_DATA_

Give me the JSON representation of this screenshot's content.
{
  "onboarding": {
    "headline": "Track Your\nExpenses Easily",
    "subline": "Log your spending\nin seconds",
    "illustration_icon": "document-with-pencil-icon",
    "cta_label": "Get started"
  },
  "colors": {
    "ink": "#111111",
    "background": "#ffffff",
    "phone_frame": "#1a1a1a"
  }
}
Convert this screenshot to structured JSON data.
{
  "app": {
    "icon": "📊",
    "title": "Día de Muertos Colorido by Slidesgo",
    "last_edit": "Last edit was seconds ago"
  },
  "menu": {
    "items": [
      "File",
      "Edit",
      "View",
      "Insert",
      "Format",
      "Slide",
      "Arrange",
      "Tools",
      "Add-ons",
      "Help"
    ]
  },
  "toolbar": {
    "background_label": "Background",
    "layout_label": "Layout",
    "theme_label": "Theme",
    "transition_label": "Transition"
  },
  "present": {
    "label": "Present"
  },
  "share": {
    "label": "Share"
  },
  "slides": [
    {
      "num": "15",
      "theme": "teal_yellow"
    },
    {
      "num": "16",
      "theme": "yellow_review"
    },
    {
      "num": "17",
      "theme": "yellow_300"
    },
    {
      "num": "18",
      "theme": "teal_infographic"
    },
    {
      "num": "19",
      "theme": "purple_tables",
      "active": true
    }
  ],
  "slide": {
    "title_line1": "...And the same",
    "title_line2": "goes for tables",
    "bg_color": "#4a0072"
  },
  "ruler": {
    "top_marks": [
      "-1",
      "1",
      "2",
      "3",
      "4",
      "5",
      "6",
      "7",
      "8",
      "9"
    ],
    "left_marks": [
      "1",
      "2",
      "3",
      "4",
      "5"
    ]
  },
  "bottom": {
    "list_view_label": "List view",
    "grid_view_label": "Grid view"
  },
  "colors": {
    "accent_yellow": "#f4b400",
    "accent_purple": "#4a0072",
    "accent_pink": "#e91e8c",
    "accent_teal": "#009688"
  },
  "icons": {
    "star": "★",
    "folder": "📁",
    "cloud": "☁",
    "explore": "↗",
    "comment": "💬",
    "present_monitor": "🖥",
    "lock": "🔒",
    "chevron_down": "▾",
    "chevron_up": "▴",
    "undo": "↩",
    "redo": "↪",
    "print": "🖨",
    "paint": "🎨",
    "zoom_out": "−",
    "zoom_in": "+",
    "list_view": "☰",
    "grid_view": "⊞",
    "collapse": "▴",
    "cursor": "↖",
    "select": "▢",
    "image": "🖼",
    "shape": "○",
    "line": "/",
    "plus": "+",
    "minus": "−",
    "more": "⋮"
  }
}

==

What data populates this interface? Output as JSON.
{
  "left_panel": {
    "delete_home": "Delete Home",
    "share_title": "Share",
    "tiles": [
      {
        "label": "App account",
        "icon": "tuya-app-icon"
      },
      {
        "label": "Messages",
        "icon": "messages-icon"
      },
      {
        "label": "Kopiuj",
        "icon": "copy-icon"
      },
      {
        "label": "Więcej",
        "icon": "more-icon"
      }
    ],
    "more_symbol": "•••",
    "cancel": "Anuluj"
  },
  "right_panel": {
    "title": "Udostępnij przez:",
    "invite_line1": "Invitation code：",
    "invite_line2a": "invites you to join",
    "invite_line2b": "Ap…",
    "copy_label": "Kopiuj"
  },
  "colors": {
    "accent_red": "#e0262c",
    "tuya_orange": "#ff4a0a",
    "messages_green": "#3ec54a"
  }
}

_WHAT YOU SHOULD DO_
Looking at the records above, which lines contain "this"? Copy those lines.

_THE COMPLETED TASK_
Give me the JSON representation of this screenshot's content.
Convert this screenshot to structured JSON data.
What data populates this interface? Output as JSON.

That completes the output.